         “Let me try to stand.”   I tried and fell down.   I was dizzy, and he got his shoulders under me.   We went on, following the obliquity of a ridge.   Nearer, and nearer, we must get there ---- somewhere ---- It couldn’t be far now.   Our straining eyes saw the blur of an earthwork.   A boot rasped.   There came a cry and a rifle went off.   We dropped to the ground as the whole parapet burst into flame.   Our own men firing!   “Friends!   Friends!   We yelled, “Don’t shoot, don’t shoot!   It’s friends!   Friends!”

         They missed. The aim was wild. Someone must have heard.   More shouts, and the firing ceased.   We cried out to confirm our identity.   A head showed at a hole, forms swarmed out to meet us, and we were dragged in over the parapet.

         In the trench there was a confusion and questioning.   A strange battalion.   They laid me on the fire-step.   I wanted to say something to Clare, and I did not know how to begin.   His head and shoulders were above me and he spoke first.

         “We made it, sir. Knew we would.   I’d better carry on now sir.   No time to lose with the light.”

         “What’s that!   Where are you going, Clare?”

         “The man in that shell-hole, sir.   Sandilands.”

         “But ---- he’s dead.”

         “No, sir.   Breathing, sir.   Just a chance ---- “   His face went back into the darkness, and I did not see him again.

         When I opened my eyes I was lying on a stretcher in another part of the trench.   I was in a state between sleeping and waking and the walls were high and narrow. Suddenly I felt I was in a grave ---- I was being buried alive.   I’m not dead, I’m not dead!” I cried, struggling to move.

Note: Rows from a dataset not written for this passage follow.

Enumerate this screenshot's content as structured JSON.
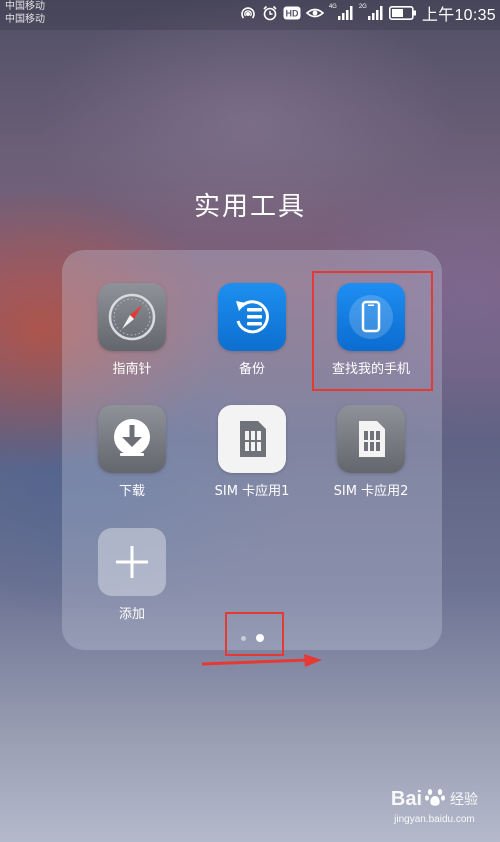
{
  "status_bar": {
    "carrier_1": "中国移动",
    "carrier_2": "中国移动",
    "hd_badge": "HD",
    "network_1": "4G",
    "network_2": "2G",
    "time": "上午10:35",
    "icons": [
      "hotspot-icon",
      "alarm-icon",
      "hd-call-icon",
      "eye-comfort-icon",
      "signal-icon",
      "battery-icon"
    ]
  },
  "folder": {
    "title": "实用工具",
    "apps": [
      {
        "label": "指南针",
        "icon": "compass-icon"
      },
      {
        "label": "备份",
        "icon": "backup-icon"
      },
      {
        "label": "查找我的手机",
        "icon": "find-my-phone-icon"
      },
      {
        "label": "下载",
        "icon": "download-icon"
      },
      {
        "label": "SIM 卡应用1",
        "icon": "sim-card-icon"
      },
      {
        "label": "SIM 卡应用2",
        "icon": "sim-card-icon"
      },
      {
        "label": "添加",
        "icon": "plus-icon"
      }
    ],
    "pages": {
      "total": 2,
      "current": 2
    }
  },
  "annotation_color": "#e53935",
  "watermark": {
    "logo_text": "Bai",
    "logo_text_2": "du",
    "logo_cn": "经验",
    "url": "jingyan.baidu.com"
  }
}
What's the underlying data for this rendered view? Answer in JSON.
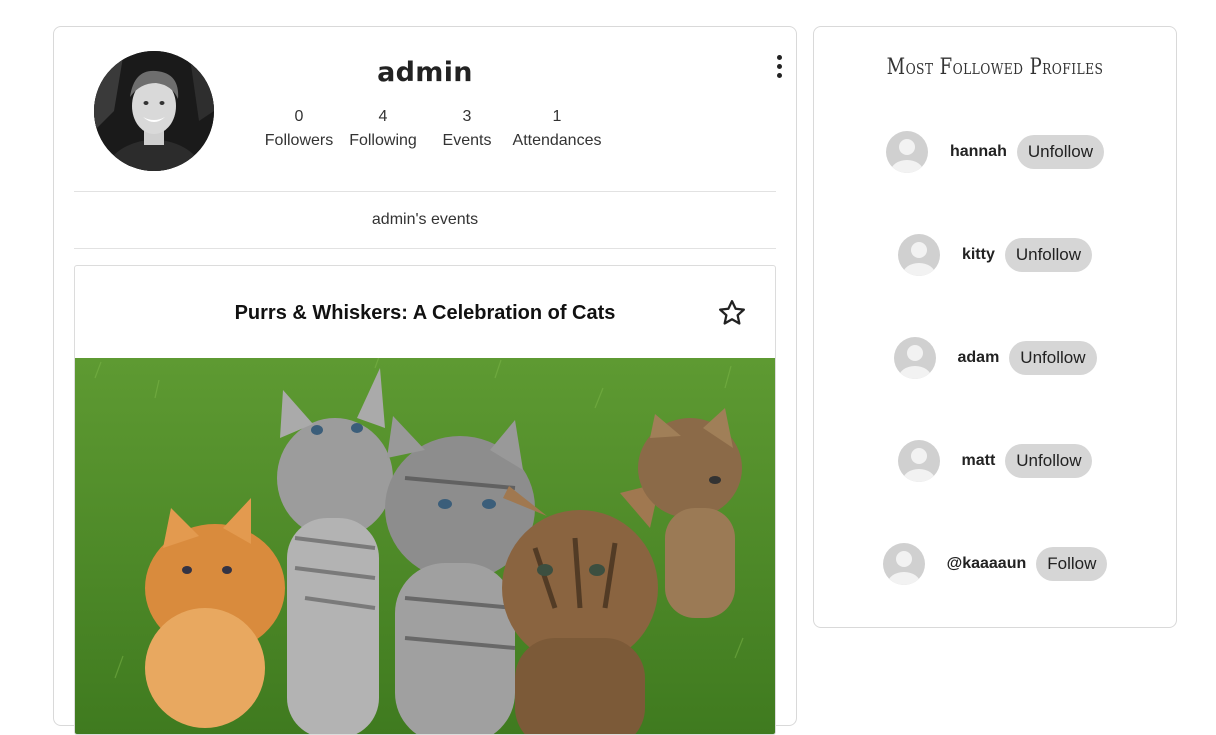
{
  "profile": {
    "username": "admin",
    "stats": [
      {
        "value": "0",
        "label": "Followers"
      },
      {
        "value": "4",
        "label": "Following"
      },
      {
        "value": "3",
        "label": "Events"
      },
      {
        "value": "1",
        "label": "Attendances"
      }
    ],
    "events_heading": "admin's events"
  },
  "event": {
    "title": "Purrs & Whiskers: A Celebration of Cats",
    "favorite_icon": "star-outline-icon"
  },
  "most_followed": {
    "title": "Most Followed Profiles",
    "profiles": [
      {
        "name": "hannah",
        "action": "Unfollow"
      },
      {
        "name": "kitty",
        "action": "Unfollow"
      },
      {
        "name": "adam",
        "action": "Unfollow"
      },
      {
        "name": "matt",
        "action": "Unfollow"
      },
      {
        "name": "@kaaaaun",
        "action": "Follow"
      }
    ]
  },
  "colors": {
    "pill_bg": "#d6d6d6",
    "card_border": "#d9d9d9",
    "grass": "#4f8a2a"
  }
}
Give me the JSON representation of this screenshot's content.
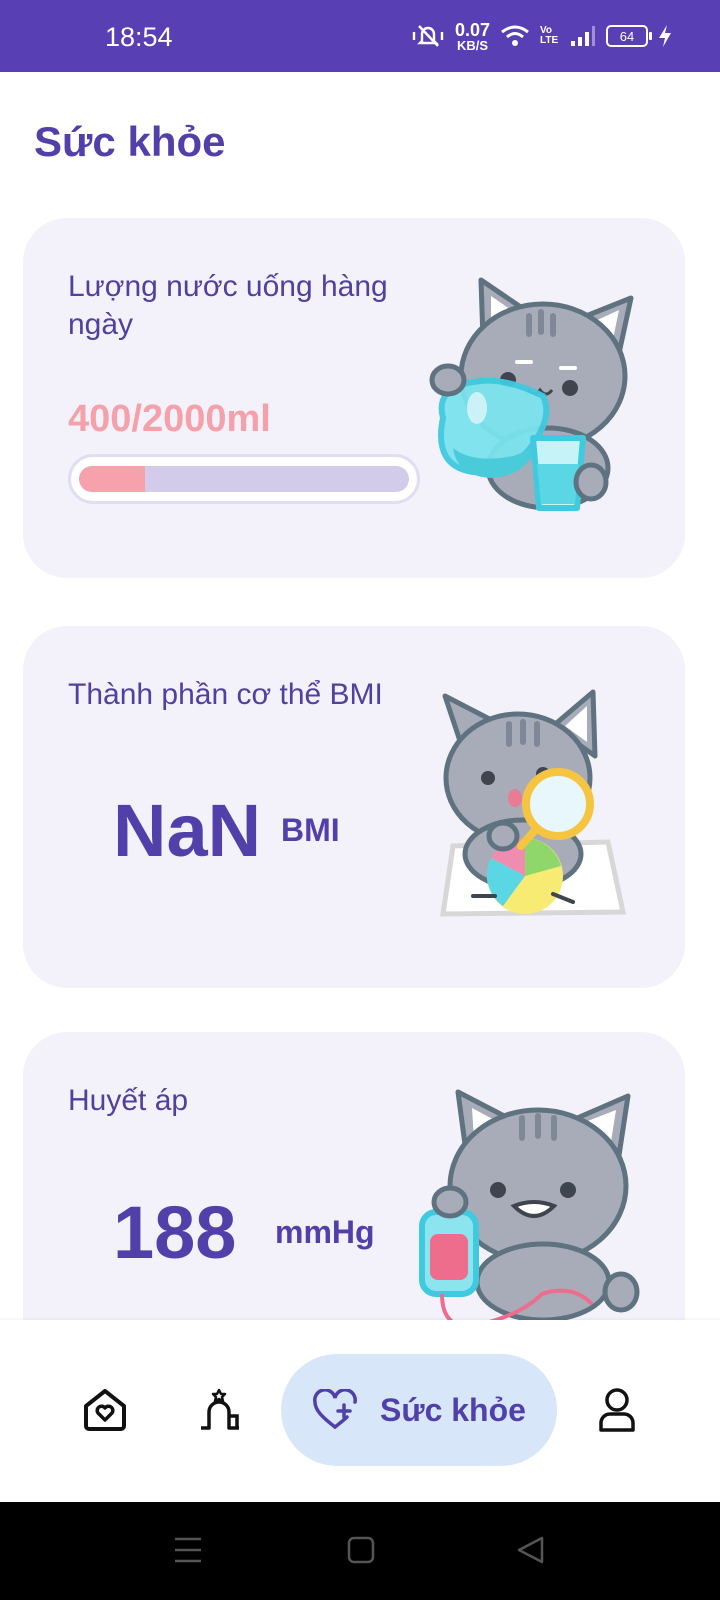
{
  "status_bar": {
    "time": "18:54",
    "net_speed": "0.07",
    "net_unit": "KB/S",
    "volte": "Vo LTE",
    "battery": "64"
  },
  "page": {
    "title": "Sức khỏe"
  },
  "cards": {
    "water": {
      "label": "Lượng nước uống hàng ngày",
      "amount": "400/2000ml",
      "progress": 0.2
    },
    "bmi": {
      "label": "Thành phần cơ thể BMI",
      "value": "NaN",
      "unit": "BMI"
    },
    "blood_pressure": {
      "label": "Huyết áp",
      "value": "188",
      "unit": "mmHg"
    }
  },
  "bottom_nav": {
    "items": [
      {
        "icon": "home-heart-icon"
      },
      {
        "icon": "activity-person-icon"
      },
      {
        "icon": "heart-plus-icon",
        "label": "Sức khỏe",
        "active": true
      },
      {
        "icon": "user-icon"
      }
    ]
  },
  "colors": {
    "status_bar": "#5840B4",
    "accent": "#5240AA",
    "card_bg": "#F3F1FA",
    "water_pink": "#F5A1AA",
    "nav_active_bg": "#D7E6F8"
  }
}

         “No, you’re not dead” said a voice. An M.O. bent above me grinning wearily.   His sleeves were rolled up and he wore rubber gloves.   “Get him in here, boys.”   I was edged into a darkness filled with fumes and groaning.   “Another lamp, there.”   “Orderly!   Iodine.”   “Cut away that clothing.”

         When they had done with me they tied a label round my neck and put my stretcher in the trench outside.   Other stretchers were awaiting their turn.   Someone leant over me.   He too had a label round his neck.


         “Walking wounded.”

         “I see you’ve got your ticket.”

         “Look here,”   said Montgomery fiercely “Don’t make me laugh.”

         “Why not?”

         “Because I’ve got a bullet under my ribs.”

The stretcher-bearers came, and we began the fitful pilgrimage to the beach.

         I slept through the jolts and the journey.   Once I awoke when the men dropped the stretcher, and once unaccountably, when an elderly man came out of the shadow, looked at my face and hurried away with a sigh ----

Leaning by the rail I felt suddenly cold.   No, I did not think I could write anything about the place.   John came from the companion.

         “Hullo, not dressing?”

         “No. I’ve been on shore.”

         “What do you mean?”

I heard Susan coming.

         “Heavens, still watching the moon!”

         “It’s too marvelous,” I said.

Susan was wearing a creation of palest peach-coloured georgette, with broderie anglaise in a rose design worked in seed pearls and edged with ruching.